The Acceleration Hub of the Employment and Social Development Canada enables in-person and virtual collaboration on client-centred service solutions. Using an immersive design-thinking process, it fosters a collaborative-by-default approach to innovate ways of doing things (Table D).
Table D. Staff productivity and the human-and-digital framework Previously Now Brazil, National Social Security Institute
Service Gate: Revolutionizing the work of the INSS
Staff productivity held down by paper-driven processes; non-integrated traditional and rigid systems Standardized work routines by digital approach increased productivity; programmes now based on individual staff work Canada, Employment and Social Development Canada
Service transformation: Design-thinking and the Acceleration Hub
Ad-hoc service innovations with a single operational view and no input from clients or service partners Acceleration Hub a new structure for clients, experts and professionals to collaborate, ideate and iterate client-centric services
The human-and-digital framework is a game-changer in social security administration.
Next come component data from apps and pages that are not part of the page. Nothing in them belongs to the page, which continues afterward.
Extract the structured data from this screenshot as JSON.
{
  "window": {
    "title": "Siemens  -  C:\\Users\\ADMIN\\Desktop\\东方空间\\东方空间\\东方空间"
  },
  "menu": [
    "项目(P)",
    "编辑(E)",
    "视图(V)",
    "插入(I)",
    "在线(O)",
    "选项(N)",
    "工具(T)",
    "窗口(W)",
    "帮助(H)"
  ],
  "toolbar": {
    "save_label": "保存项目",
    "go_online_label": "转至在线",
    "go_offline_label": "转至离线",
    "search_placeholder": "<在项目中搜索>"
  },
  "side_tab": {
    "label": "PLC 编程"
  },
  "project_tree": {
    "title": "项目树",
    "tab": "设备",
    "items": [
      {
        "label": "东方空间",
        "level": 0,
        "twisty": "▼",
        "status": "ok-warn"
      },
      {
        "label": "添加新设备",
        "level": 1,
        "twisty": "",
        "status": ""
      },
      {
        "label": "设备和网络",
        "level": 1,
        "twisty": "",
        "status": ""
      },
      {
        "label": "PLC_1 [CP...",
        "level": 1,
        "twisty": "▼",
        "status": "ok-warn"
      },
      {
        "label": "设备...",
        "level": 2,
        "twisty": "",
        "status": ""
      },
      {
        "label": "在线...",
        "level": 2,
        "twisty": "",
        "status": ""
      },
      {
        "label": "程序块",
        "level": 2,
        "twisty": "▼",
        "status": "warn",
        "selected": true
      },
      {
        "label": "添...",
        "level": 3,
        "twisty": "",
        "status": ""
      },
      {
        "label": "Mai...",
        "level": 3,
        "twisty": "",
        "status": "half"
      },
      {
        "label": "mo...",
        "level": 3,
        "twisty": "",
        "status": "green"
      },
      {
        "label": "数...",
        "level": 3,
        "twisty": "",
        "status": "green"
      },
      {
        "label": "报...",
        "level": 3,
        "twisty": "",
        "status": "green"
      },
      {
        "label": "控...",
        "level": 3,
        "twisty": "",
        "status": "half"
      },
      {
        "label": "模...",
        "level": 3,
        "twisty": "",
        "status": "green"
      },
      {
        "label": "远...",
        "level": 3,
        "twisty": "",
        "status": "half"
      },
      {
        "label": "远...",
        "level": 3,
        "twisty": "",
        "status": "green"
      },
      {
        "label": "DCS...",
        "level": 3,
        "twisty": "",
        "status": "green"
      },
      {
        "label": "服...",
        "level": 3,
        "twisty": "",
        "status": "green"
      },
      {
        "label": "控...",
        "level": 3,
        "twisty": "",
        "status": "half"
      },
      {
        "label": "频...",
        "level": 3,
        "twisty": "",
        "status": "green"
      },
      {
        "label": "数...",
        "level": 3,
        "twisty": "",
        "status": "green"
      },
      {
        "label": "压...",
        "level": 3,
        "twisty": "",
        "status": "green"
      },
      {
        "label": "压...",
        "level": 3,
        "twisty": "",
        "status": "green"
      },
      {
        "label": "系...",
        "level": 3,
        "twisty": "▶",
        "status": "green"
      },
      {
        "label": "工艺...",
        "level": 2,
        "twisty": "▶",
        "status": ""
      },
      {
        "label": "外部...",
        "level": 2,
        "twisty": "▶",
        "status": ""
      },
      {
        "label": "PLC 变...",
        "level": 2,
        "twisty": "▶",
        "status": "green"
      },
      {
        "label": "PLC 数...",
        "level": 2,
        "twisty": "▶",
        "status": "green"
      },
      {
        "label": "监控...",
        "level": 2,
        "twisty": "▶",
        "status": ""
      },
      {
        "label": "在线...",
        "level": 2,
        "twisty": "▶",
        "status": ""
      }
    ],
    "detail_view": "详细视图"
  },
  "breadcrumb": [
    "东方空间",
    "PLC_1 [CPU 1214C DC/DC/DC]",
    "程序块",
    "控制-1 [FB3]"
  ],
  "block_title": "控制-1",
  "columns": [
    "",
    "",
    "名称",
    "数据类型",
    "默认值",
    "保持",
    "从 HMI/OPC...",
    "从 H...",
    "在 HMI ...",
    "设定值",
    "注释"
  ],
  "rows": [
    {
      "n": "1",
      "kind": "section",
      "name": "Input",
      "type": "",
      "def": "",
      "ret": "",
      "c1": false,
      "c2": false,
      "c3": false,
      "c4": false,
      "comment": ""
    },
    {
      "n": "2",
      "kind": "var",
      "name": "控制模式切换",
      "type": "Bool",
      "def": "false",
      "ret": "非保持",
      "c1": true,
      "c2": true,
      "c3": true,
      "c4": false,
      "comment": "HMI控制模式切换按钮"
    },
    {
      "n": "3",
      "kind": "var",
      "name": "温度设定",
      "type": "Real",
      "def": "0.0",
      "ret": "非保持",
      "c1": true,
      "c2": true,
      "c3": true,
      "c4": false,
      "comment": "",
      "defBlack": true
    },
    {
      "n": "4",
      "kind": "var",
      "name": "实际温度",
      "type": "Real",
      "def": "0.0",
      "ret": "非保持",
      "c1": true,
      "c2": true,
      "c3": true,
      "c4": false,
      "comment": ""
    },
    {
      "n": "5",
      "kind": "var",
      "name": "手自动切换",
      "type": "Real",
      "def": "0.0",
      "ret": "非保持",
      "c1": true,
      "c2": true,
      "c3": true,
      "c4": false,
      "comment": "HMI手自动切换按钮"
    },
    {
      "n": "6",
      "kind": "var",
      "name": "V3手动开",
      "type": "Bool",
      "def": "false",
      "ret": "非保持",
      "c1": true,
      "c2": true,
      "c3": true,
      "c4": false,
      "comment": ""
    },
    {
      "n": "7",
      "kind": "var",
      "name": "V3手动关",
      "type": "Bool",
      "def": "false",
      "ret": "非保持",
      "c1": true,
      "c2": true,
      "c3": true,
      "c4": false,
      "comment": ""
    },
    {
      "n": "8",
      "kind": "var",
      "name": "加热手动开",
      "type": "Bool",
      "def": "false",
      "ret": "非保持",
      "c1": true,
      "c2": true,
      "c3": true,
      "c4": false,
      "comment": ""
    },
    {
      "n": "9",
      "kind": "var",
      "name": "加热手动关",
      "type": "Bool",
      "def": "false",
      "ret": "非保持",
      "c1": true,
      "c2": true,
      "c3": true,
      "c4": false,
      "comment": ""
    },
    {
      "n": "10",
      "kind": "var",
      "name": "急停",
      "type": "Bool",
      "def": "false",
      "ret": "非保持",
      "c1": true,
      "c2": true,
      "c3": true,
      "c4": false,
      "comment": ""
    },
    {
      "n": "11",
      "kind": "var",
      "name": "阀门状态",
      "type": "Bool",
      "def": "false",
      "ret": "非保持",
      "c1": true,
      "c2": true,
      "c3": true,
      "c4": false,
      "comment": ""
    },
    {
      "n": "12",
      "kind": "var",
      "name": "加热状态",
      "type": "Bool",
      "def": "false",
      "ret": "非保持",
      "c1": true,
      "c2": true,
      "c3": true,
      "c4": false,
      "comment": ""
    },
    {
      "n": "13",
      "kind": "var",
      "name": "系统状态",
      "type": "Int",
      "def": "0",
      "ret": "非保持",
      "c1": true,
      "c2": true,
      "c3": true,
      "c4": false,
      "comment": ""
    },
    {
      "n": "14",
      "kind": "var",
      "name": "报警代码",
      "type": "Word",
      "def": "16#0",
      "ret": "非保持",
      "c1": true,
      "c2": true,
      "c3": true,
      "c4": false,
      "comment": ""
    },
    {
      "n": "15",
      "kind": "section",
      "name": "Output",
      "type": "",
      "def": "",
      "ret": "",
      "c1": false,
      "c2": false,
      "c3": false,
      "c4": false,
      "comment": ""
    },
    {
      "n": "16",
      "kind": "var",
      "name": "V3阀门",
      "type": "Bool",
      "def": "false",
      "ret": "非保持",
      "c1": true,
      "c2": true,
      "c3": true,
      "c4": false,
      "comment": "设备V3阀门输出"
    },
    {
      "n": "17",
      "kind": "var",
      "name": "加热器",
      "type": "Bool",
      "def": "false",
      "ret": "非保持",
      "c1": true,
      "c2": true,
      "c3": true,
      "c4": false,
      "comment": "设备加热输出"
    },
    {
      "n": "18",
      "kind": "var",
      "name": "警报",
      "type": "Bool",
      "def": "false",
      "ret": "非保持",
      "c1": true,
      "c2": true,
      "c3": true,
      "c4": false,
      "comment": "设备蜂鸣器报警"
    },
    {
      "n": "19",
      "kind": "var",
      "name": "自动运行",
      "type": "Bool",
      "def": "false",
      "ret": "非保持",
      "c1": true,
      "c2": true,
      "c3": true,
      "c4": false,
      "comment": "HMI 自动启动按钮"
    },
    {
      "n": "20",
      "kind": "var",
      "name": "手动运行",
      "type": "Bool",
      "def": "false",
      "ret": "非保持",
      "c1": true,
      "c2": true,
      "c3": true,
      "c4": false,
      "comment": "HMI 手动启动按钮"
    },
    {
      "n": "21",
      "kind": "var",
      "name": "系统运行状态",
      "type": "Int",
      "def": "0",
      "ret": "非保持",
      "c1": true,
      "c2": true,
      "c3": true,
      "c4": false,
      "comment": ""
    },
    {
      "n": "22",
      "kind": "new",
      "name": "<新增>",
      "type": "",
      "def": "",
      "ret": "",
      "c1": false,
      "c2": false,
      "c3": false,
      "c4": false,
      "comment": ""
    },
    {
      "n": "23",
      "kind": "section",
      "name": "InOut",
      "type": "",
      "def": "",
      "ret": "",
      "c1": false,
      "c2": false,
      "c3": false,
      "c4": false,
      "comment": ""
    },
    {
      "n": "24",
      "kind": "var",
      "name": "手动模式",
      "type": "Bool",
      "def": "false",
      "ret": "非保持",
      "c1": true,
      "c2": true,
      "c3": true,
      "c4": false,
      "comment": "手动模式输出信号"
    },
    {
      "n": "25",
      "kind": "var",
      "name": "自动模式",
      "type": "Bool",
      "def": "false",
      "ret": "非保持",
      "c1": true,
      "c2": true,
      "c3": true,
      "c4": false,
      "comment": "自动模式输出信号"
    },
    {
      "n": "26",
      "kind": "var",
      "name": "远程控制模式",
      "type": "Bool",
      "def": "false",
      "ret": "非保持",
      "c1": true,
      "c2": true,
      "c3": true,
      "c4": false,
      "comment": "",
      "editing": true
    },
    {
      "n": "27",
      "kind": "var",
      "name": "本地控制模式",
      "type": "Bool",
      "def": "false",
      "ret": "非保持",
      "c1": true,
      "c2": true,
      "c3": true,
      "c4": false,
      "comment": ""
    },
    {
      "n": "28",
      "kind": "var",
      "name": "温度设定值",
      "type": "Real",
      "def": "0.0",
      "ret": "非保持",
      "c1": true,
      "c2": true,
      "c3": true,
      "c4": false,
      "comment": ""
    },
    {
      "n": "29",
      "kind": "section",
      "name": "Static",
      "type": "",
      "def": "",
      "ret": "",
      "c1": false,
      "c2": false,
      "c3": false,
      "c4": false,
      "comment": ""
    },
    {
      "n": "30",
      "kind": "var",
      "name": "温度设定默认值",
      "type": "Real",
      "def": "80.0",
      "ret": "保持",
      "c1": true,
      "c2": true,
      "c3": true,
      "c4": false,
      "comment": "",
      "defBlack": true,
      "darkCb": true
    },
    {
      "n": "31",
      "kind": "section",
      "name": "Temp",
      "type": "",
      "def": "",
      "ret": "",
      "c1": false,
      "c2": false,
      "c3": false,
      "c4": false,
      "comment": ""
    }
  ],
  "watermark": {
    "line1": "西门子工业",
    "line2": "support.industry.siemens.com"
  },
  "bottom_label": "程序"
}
The efficiency, flexibility and resilience that it brings is nothing short of revolutionary. From the institutions’ strategic perspective, innovating the delivery of benefits is a perennial goal for every social security institution because the quality of the experience is a key barometer of public opinion, not just for the institution but also for the national government.
As the world works its way out of the pandemic and into a future of new normalities, the direction is clear for social security administrators: human and digital by default.
The rich experience emerging from the good practices of ISSA members institutions in the Americas delivers a number of valuable insights, foremost of which are the following:
- Transitioning to a human-and-digital service framework requires a whole-of-institution approach. The board and management must ensure its hand-in-glove fit with the overall vision and strategic plan of the institution.
- The framework requires a change in the mind-set of management, from the traditional view that humans are simply parts of an assembly line process that delivers social security to a recognition that the mother lode of genius and innovation rests in the human proficiencies for leadership, ideation, collaboration and co-creation.
- Artificial intelligence and digital technologies have the capacity to automate decisions. Nonetheless, automated decisions still require human oversight. This is a principle that guides the human-and-digital framework that is transforming the region’s social security services.